•   Three alkyl groups attached:
•   2-methyl
•   5-propyl
•   6-methyl
•   Simplify prefixes by using 2,6-dimethyl
•   Full name: 2,6-dimethyl-5-propyloctane.
  The last kind of alkyl groups –
        Complex Branches
• Complex branches are those that have
  no simple name, yet they still need to be

• Identify the complex branch and its
  point of attachment.
   Naming Complex Branches
• Find the point of attachment inside the
  complex branch itself, first.
   Naming Complex Branches
• Number the longest branch of that
  complex branch, starting from the point
  of attachment, #1. In this case, propyl
  is the miniature parent.
   Naming Complex Branches
• Identify the prefixes on that little
  miniature parent (in this case, the
  propyl chain) of the complex branch, and
  their position numbers.
• In this example, there are two methyls
  attached to #1.
   Naming Complex Branches
• Write the full name, placing the
  complex branch inside brackets.
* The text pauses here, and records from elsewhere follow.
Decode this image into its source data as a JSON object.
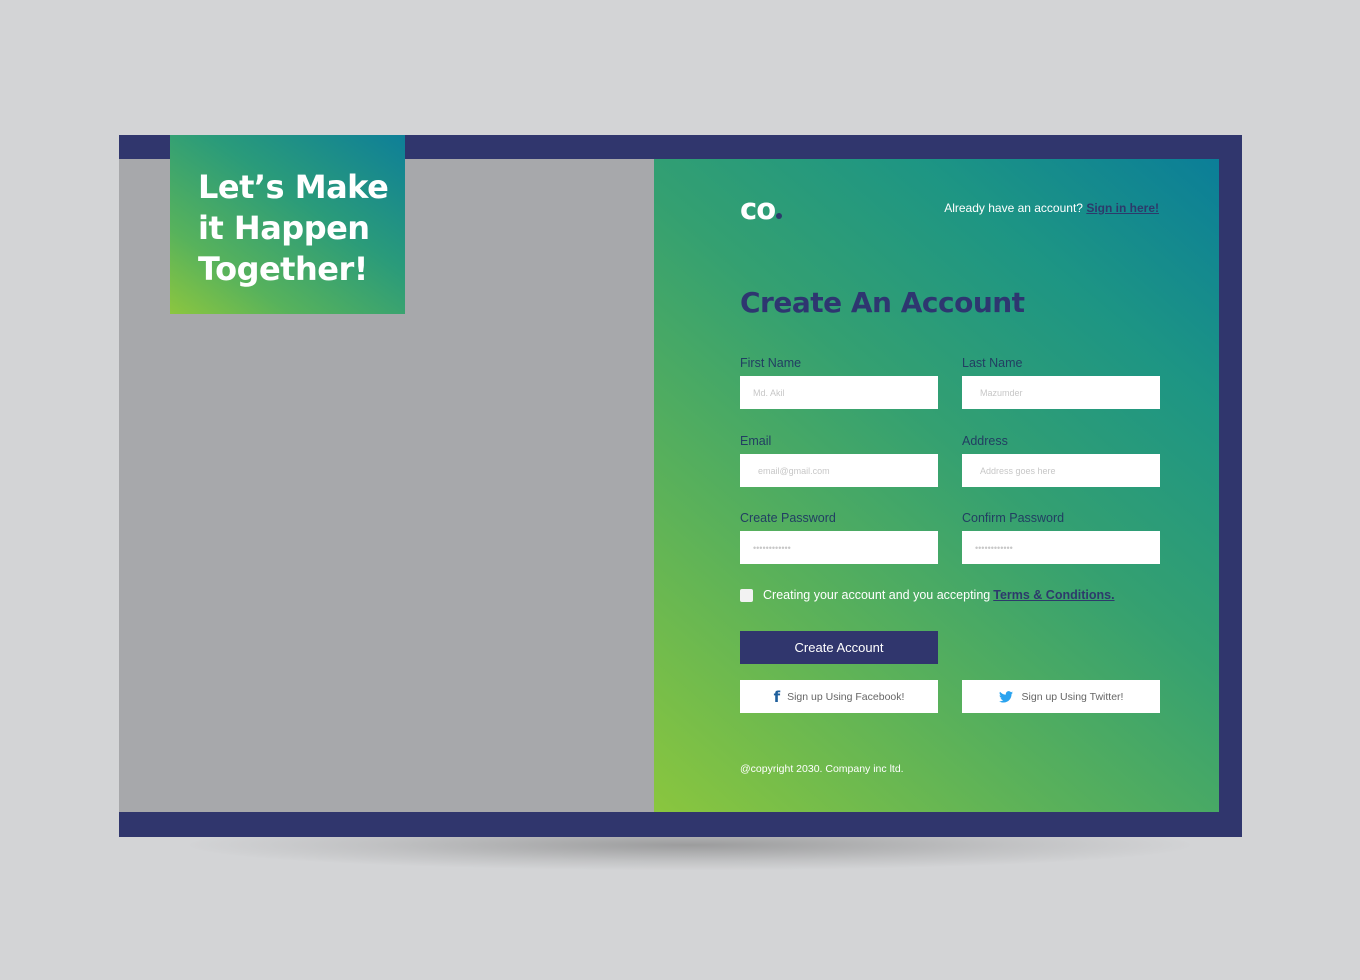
{
  "hero": {
    "title": "Let’s Make\nit Happen\nTogether!"
  },
  "header": {
    "logo": "CO",
    "signin_prompt": "Already have an account?",
    "signin_link": "Sign in here!"
  },
  "form": {
    "title": "Create An Account",
    "fields": [
      {
        "label": "First Name",
        "placeholder": "Md. Akil",
        "type": "text"
      },
      {
        "label": "Last Name",
        "placeholder": "Mazumder",
        "type": "text"
      },
      {
        "label": "Email",
        "placeholder": "email@gmail.com",
        "type": "email"
      },
      {
        "label": "Address",
        "placeholder": "Address goes here",
        "type": "text"
      },
      {
        "label": "Create Password",
        "placeholder": "••••••••••••",
        "type": "password"
      },
      {
        "label": "Confirm Password",
        "placeholder": "••••••••••••",
        "type": "password"
      }
    ],
    "terms_text": "Creating your account and you accepting",
    "terms_link": "Terms & Conditions.",
    "terms_checked": false,
    "submit_label": "Create Account",
    "facebook_label": "Sign up Using Facebook!",
    "twitter_label": "Sign up Using Twitter!",
    "facebook_icon": "facebook-icon",
    "twitter_icon": "twitter-icon"
  },
  "footer": {
    "copyright": "@copyright 2030. Company inc ltd."
  },
  "colors": {
    "frame": "#30366d",
    "accent_navy": "#2e3670",
    "gradient_teal": "#0b7e98",
    "gradient_lime": "#8ac63e",
    "placeholder_gray": "#a7a8ab",
    "background": "#d3d4d6"
  }
}
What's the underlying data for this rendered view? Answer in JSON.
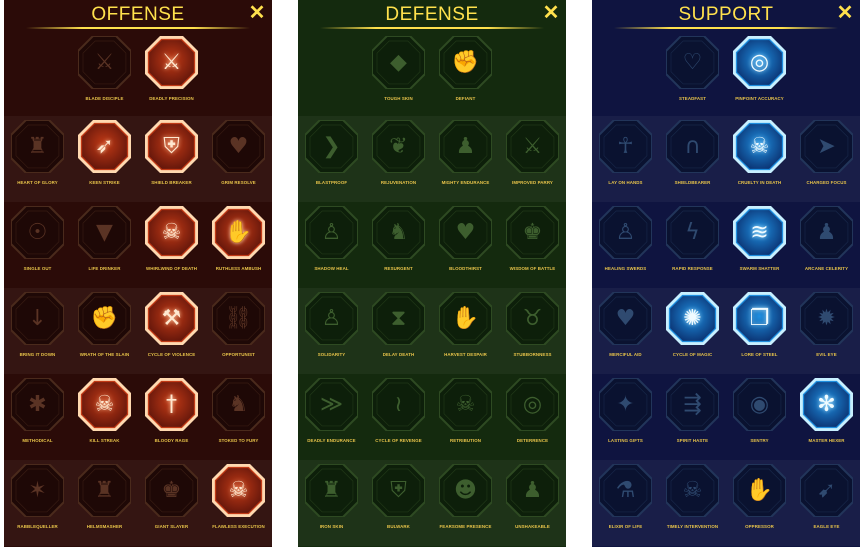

This
  complex branch is attached to #5 of
  the original main chain so:
• 5-[1,1-dimethylpropyl]nonane is the
     Now: Cyclic Compounds
• When naming cyclic compounds, first
  determine if the ring is the parent, or
• If the ring has more carbons than any
  of the alkyl groups attached, the ring is
  the parent.
• If not, the ring becomes a cycloalkyl
  group and is a prefix for the main chain.
  Cyclic Compounds – Parent?
• In this example, the ring has four
  carbons and the chain has eight.

• The chain is the parent and the ring is a
• The ring is a cyclobutyl group on #1.
• 1-cyclobutyloctane.
          Cyclic Compounds
• In this example, the ring has five carbons
  and the alkyl group has three.

• The five-carbon ring is the parent and is
  called cyclopentane.
• The one alkyl group will be on #1 (of
  course – that #1 isn’t even needed!)
• Propylcyclopentane is the name.
         Cyclic Compounds
• Word of caution: don’t double dip… its
  really easy to double count the carbon
  (*) that the alkyl group is attached to.
• Alkyl groups are only those BEYOND
  the ring carbons. Thus, this is a propyl
  group not a butyl group.
   Cyclic Compounds – Multiple
• When a ring has multiple groups, the
  rule for numbering is: “Number around
  the ring so as to arrive at the lowest
  possible sum of the position numbers”.
• The sum in this molecule is 1 + 3 = 4.
   Cyclic Compounds – Multiple
• How about this one?
   Cyclic Compounds – Multiple
• Lowest possible sum?

• 1+2+4=7
    Cyclic Compounds – Multiple
• If you have two possibilities for lowest
  possible sum, THEN (and only then) you
  should alphabetize to prioritize your
• What about this one?
    Cyclic Compounds – Multiple
• Two possible “lowest sums” of 4, where
  the groups must be on carbons #1 and
• Prioritize by alphabetizing – the ethyl
  will be #1 and the isopropyl will be #3.

• Name? 1-ethyl-3-isopropylcyclopentane
Cyclic Compounds – Two groups
• Last comment – when you have two
  groups attached to a molecule, they can
  potentially either both face up (or
  down) in the same direction (SYN) or
  one faces up and the other faces down
• We use wedges to indicate “up” or
  towards you and dashes for “down” or
Cyclic Compounds – Two groups

• The molecule on the left has two methyl
  groups facing down (SYN) and the one
  on the right has one down and one up
Cyclic Compounds – Two groups
• Incorporating that into the name: Place
  the term “syn” or “anti” in the beginning
  of the name, before the first prefix

• Name? Syn-1,2-dimethylcyclohexane
• I think this covers everything that you
  should know and be able to do for
  naming basic alkanes and cycloalkanes.
• As we add more families (alkenes,
  alkynes, etc) we will build on this
  “foundation” of nomenclature rules…
• Good luck…

To top